The lack of multiple conference tracks, Powerpoint and other distractions (there was no open wifi) meant that participants focused closely on the discussion at hand and really engaged with one another. It’s a great event format for intense thought and debate and I’d love to use it in the future — ideally at a remote location where people can’t escape.
I can’t really give a concise summary of everything that was discussed, but the program and the Twitterstream will give you an impression of the dominant themes.
VKS Maastricht’s Sally Wyatt, the workshop chair, summarized the common direction of the four sessions as follows (my notes):
- How inclusive is digital technology really? This was a recurring theme: beyond narratives of the Internet as a liberating force, how open are digital environments (from mapping systems and health portals to Wikipedia and the Google Art Project?
- What is the relationship of software and hardware to systems of power and control? What kind of ideology is inherent in computation?
- Participation as a form of surveillance, co-creation as a form of exploitation.
- Theory, methods and approaches to studying these and related issues.
What made the workshop very productive and stimulating to me was the healthy mix of critical perspective and empirical research.
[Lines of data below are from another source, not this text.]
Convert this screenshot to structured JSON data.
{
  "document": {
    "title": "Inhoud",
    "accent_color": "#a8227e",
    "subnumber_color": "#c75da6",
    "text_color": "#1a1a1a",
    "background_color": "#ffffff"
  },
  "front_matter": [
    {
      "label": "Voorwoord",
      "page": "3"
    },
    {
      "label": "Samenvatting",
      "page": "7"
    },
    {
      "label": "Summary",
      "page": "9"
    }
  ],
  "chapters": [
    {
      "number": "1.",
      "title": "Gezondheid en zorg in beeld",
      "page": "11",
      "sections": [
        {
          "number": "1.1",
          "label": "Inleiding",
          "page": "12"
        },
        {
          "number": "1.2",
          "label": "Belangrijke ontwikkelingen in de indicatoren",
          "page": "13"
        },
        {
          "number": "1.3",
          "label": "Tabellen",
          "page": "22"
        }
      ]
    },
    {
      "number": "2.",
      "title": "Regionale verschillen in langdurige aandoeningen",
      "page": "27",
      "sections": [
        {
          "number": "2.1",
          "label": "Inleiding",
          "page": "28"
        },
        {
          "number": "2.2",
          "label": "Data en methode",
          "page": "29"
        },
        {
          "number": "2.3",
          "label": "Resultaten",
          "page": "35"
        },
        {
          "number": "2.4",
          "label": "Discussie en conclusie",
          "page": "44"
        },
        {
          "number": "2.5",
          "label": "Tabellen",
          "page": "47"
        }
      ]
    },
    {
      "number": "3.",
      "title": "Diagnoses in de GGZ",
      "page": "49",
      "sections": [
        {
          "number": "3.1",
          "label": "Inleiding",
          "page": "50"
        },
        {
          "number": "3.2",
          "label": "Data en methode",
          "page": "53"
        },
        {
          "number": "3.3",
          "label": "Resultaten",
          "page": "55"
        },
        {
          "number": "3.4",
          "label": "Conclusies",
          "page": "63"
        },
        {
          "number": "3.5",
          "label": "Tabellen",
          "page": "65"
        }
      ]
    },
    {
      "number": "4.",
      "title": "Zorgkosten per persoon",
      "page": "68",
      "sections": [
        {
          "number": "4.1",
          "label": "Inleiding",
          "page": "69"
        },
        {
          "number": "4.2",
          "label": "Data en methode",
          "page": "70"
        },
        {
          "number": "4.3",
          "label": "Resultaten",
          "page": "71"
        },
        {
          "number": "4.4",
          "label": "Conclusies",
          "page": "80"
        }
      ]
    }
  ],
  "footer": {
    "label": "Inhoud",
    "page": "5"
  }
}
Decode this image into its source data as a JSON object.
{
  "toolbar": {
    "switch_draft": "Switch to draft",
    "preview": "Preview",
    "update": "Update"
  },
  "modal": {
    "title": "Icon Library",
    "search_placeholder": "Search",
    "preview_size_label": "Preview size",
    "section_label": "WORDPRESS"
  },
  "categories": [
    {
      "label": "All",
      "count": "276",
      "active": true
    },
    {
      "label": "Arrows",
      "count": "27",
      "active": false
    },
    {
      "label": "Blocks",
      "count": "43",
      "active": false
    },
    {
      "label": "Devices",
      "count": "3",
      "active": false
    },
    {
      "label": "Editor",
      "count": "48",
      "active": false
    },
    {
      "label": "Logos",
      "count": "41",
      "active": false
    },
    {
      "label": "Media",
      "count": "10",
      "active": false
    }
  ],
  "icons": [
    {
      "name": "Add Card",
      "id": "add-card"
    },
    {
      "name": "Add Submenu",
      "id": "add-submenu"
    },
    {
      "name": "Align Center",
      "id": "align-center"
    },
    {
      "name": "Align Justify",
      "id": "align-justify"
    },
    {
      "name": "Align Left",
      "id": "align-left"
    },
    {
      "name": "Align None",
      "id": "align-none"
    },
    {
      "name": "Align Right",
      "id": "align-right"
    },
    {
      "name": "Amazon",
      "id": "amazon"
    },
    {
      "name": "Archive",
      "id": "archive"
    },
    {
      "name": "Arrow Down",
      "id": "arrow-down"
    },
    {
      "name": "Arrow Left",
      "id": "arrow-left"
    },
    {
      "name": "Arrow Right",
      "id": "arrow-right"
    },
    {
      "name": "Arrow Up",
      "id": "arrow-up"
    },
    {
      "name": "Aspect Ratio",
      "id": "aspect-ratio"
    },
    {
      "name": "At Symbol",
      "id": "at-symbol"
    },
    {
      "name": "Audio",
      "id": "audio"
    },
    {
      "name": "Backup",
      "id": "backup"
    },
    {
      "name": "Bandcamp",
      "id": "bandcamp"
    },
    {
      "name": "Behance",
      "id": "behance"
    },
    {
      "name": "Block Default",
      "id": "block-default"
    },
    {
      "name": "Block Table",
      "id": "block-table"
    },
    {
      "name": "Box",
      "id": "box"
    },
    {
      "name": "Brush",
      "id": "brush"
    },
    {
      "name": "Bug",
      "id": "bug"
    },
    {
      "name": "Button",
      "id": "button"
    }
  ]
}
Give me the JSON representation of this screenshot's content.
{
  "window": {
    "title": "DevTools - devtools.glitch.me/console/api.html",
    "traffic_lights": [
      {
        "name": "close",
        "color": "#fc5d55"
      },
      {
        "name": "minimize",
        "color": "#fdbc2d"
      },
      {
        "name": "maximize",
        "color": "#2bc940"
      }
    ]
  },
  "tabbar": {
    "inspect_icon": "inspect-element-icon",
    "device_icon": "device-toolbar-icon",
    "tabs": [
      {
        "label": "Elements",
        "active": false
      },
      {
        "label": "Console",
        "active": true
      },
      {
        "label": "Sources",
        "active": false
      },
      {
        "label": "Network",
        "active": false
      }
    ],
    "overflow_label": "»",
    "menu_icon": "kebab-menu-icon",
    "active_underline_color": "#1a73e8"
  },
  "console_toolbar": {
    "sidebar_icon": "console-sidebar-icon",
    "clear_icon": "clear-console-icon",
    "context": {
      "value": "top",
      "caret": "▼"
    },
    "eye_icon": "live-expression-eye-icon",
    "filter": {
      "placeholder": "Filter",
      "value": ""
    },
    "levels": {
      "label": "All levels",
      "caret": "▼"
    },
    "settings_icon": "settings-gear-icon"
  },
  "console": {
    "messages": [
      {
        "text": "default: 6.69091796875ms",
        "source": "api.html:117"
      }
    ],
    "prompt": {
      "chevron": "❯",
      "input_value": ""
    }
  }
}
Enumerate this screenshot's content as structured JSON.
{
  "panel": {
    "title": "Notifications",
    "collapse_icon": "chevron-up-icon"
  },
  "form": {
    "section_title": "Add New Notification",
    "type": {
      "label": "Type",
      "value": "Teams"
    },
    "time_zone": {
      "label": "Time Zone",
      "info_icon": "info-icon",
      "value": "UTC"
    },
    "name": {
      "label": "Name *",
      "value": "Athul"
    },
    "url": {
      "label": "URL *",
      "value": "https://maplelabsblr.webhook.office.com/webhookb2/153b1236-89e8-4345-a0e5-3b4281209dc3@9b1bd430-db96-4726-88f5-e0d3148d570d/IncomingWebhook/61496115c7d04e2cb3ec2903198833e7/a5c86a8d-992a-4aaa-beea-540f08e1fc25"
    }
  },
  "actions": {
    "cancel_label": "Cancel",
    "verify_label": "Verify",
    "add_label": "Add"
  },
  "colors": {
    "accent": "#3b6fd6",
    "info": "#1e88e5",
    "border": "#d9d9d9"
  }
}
We didn’t just debate digital technology in an abstract fashion (which is sometimes a danger with very bookish scholars who don’t actually use a given technology, but feel free to interpret it before the background of their favorite theory) and we also refrained from assembling statistics or anecdotes without relation to a bigger picture.
I greatly enjoyed meeting everyone at VKS and the other participants and look forward both to a publication that might follow and to future VKS events relating to digital themes.